**Exercise**: Each entry below should be printed exactly, with every image left out.

◇ ◇ ◇ ◇ ◇ ◇ ◇

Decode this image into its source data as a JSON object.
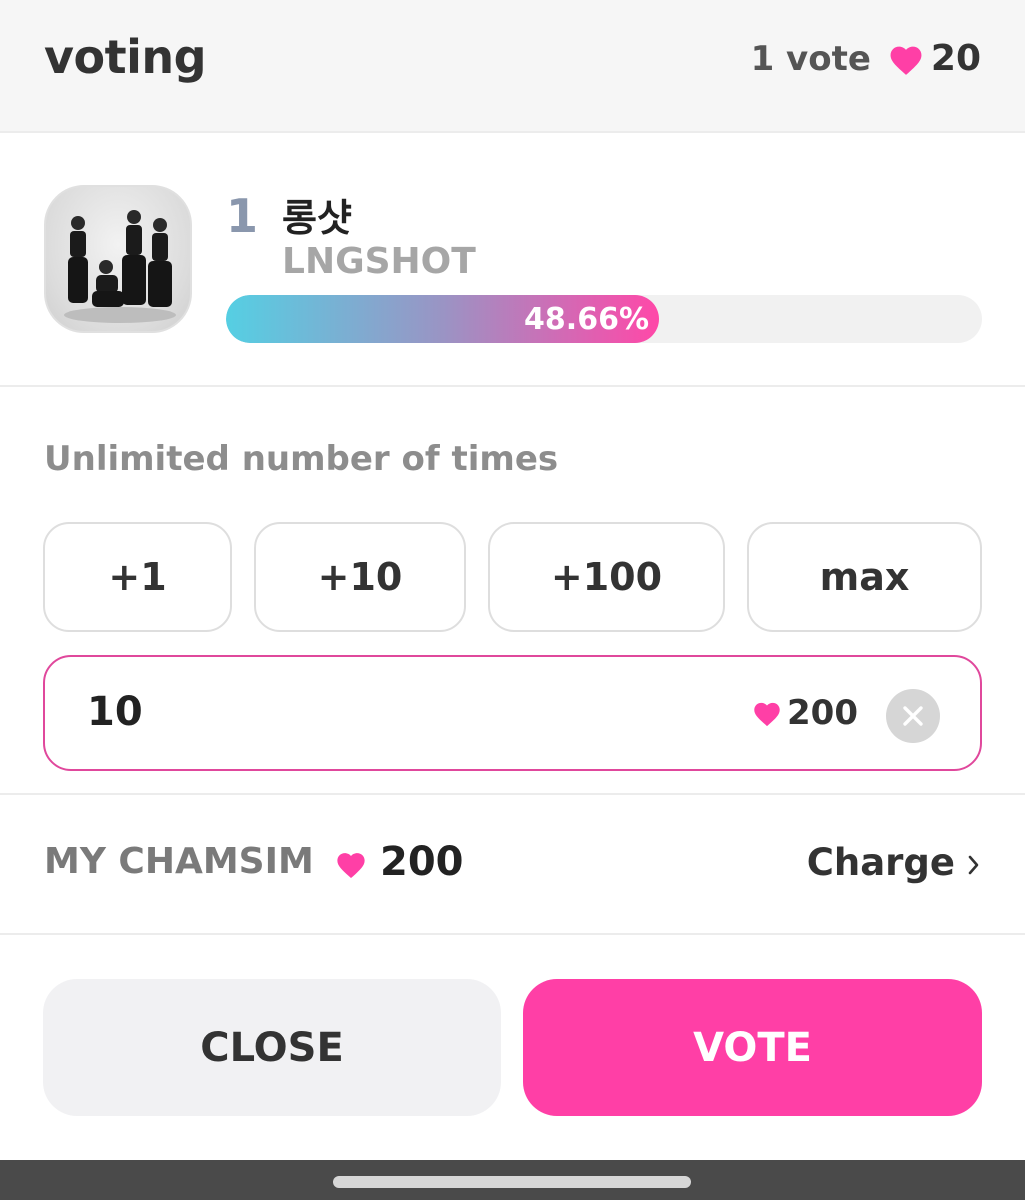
{
  "header": {
    "title": "voting",
    "vote_count": "1 vote",
    "heart_total": "20"
  },
  "candidate": {
    "rank": "1",
    "name_ko": "롱샷",
    "name_en": "LNGSHOT",
    "percent_label": "48.66%",
    "percent_value": 0.4866
  },
  "quantity": {
    "caption": "Unlimited number of times",
    "buttons": [
      "+1",
      "+10",
      "+100",
      "max"
    ],
    "input_value": "10",
    "cost": "200"
  },
  "my_chamsim": {
    "label": "MY CHAMSIM",
    "value": "200",
    "charge_label": "Charge"
  },
  "actions": {
    "close_label": "CLOSE",
    "vote_label": "VOTE"
  },
  "colors": {
    "accent": "#ff3fa6",
    "heart": "#ff3fa6",
    "input_border": "#e0489c",
    "progress_start": "#55cfe3",
    "progress_end": "#ff48a8",
    "rank": "#8a97ad"
  },
  "icons": {
    "heart": "heart-icon",
    "clear": "close-circle-icon",
    "charge": "chevron-right-icon"
  }
}
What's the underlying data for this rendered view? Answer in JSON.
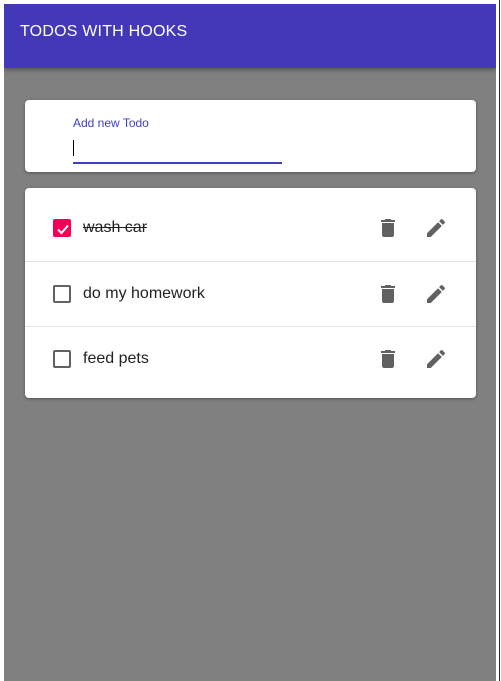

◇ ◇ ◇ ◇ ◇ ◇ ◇

**Result below**:
Decode this image into its source data as a JSON object.
{
  "header": {
    "title": "voting",
    "vote_count": "1 vote",
    "heart_total": "20"
  },
  "candidate": {
    "rank": "1",
    "name_ko": "롱샷",
    "name_en": "LNGSHOT",
    "percent_label": "48.66%",
    "percent_value": 0.4866
  },
  "quantity": {
    "caption": "Unlimited number of times",
    "buttons": [
      "+1",
      "+10",
      "+100",
      "max"
    ],
    "input_value": "10",
    "cost": "200"
  },
  "my_chamsim": {
    "label": "MY CHAMSIM",
    "value": "200",
    "charge_label": "Charge"
  },
  "actions": {
    "close_label": "CLOSE",
    "vote_label": "VOTE"
  },
  "colors": {
    "accent": "#ff3fa6",
    "heart": "#ff3fa6",
    "input_border": "#e0489c",
    "progress_start": "#55cfe3",
    "progress_end": "#ff48a8",
    "rank": "#8a97ad"
  },
  "icons": {
    "heart": "heart-icon",
    "clear": "close-circle-icon",
    "charge": "chevron-right-icon"
  }
}
What's the underlying data for this rendered view? Answer in JSON.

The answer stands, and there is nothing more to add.